Let’s assume this can change in the future. That the apps can be hosted on dedicated domains.

How are the SSL certificates going to be stored in that case?

Barring some sort of “decentralized HSM” (which is bullshit), either ~anyone running as a network node has access to the private key material for the SSL certificate, or there’s no decentralization to speak of.

Because without universal access to the SSL private key, it will reside on boundary nodes. And the boundary nodes have to be under strict control of someone6.

How is a system utterly dependent on a handful of domains “decentralized”?

Above I have raised the issue that a few domains (ic0.app, ic1.app, dfinity.network) are presently the only proxies between internet and nodes running the dfinity network.

How is this “decentralized”?

No, seriously. So far you have maybe created a super complicated clone of serverless (targeting webasm) that talks to some blockchain under dfinity’s control.

I’m still waiting for the decentralized part.

When you say “delete your database”, what’s dfinity’s confidentiality story?

In the promo materials on dfinity website is this pearl: “Go ahead, delete your database”, and that radical rethinking will automagically solve everything7.

Fine. Let’s assume you can store all the state on the blockchain. And solve the scalability issues (among host of other prolems… like consistency, availability, and latency).

How exactly does confidentiality work?

Because I hardly want my app’s entire database in plaintext on some blockchain. Neither do I want to grant potentially hostile nodes unrestricted access to my data.

So how does the “encryption at rest” story look like?

And how do you ensure secure computation?

Because if you’re saying that all binaries should be in the open (at least that’s what it looks like from the deployment model), fine. Stallman would be proud.

But all data also in the open? Bitcoin style? I can’t wait to hear the excited screams of the compliance folks in any regulated industry.

So since this is a paid service that’s centralized, what are the benefits?

On the website there’s a lot of words written about decentralization, not depending on big tech, etc.

OK, so far it looks like we should be trading the traditional hosting model for a new hotness (that’s not even ready yet).

And pay for it in a completely opaque way, using yet another unproven token currency8.

Where am I wrong in that assessment?

Because if I have a webasm application, and my own domain, what benefits does dfinity offer over hosting it wherever the hell I please9?

Are you planning to eat your own dogfood?

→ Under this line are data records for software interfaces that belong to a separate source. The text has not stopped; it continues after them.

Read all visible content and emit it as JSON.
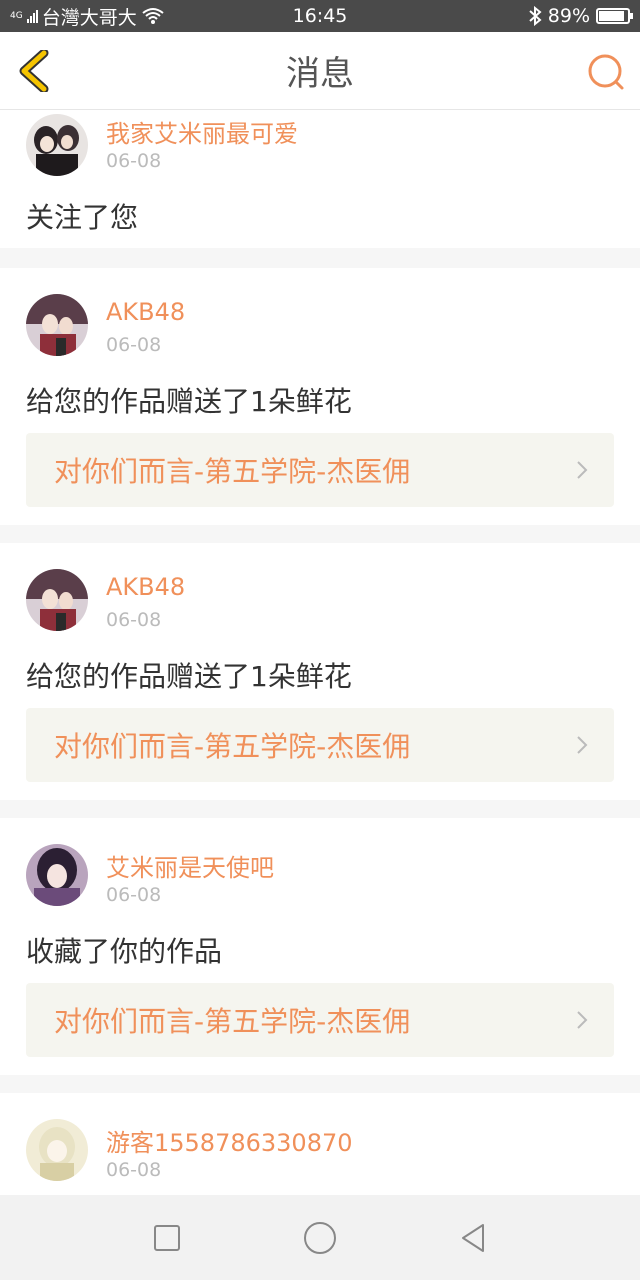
{
  "status_bar": {
    "network": "4G",
    "carrier": "台灣大哥大",
    "time": "16:45",
    "battery": "89%",
    "battery_level": 0.89,
    "icons": [
      "signal-icon",
      "wifi-icon",
      "bluetooth-icon",
      "battery-icon"
    ]
  },
  "header": {
    "title": "消息",
    "back_icon": "chevron-left-icon",
    "search_icon": "search-icon"
  },
  "messages": [
    {
      "user": "我家艾米丽最可爱",
      "date": "06-08",
      "action": "关注了您"
    },
    {
      "user": "AKB48",
      "date": "06-08",
      "action": "给您的作品赠送了1朵鲜花",
      "work": "对你们而言-第五学院-杰医佣"
    },
    {
      "user": "AKB48",
      "date": "06-08",
      "action": "给您的作品赠送了1朵鲜花",
      "work": "对你们而言-第五学院-杰医佣"
    },
    {
      "user": "艾米丽是天使吧",
      "date": "06-08",
      "action": "收藏了你的作品",
      "work": "对你们而言-第五学院-杰医佣"
    },
    {
      "user": "游客1558786330870",
      "date": "06-08"
    }
  ],
  "colors": {
    "accent": "#f0905a",
    "back_arrow": "#f5c400",
    "status_bar": "#4a4a4a",
    "work_bg": "#f5f5ef"
  },
  "system_nav": [
    "recents-square-icon",
    "home-circle-icon",
    "back-triangle-icon"
  ]
}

$ host dfinity.org
dfinity.org has address
dfinity.org has address
dfinity.org has IPv6 address 2606:4700::6811:df14
dfinity.org has IPv6 address 2606:4700::6811:e014
dfinity.org mail is handled by 10 alt4.aspmx.l.google.com.
dfinity.org mail is handled by 10 alt3.aspmx.l.google.com.
dfinity.org mail is handled by 5 alt1.aspmx.l.google.com.
dfinity.org mail is handled by 1 aspmx.l.google.com.
dfinity.org mail is handled by 5 alt2.aspmx.l.google.com.

$ whois | grep NetName

$ whois | grep NetName

$ whois 2606:4700::6811:df14 | grep NetName

Enough said.

Closing words

I’ve spent limited time trying to understand dfinity, so I might be very wrong… but so far: it’s either a solution looking for a problem, or the wrong solution for some existing one.

It almost seems as if it was a startup riding the blockchain hype train.

I would be more than happy to be proven wrong, though.

  1. I mean, 5-6 thousand concurrent viewers isn’t bad, actually.

  2. That can’t be explained by dfinity’s docs.

  3. Yes, they demoed a chat app; Urbit people would be proud. Even though they bested them by also demoing a TikTok clone. [Although to be fair, there was NO mention of end to end encryption. A foreshadowing?]

  4. Something you know (password), something you have (security key).

  5. ic0.app, ic1.app, dfinity.network

  6. And I am uncertain who that someone (who has unilateral admin access to the entire network) would be.

  7. Unfortunately the link to “key concepts” on dfinity’s website doesn’t lead to anywhere that would explain in detail this magical ability.

  8. Which is unsettling to think of, in light of Ethereum’s gas prices fiasco.

  9. For example a conventional colo facility. Or heroku. Or GCP. Not to mention that the conventional hostings clearly state their price upfront.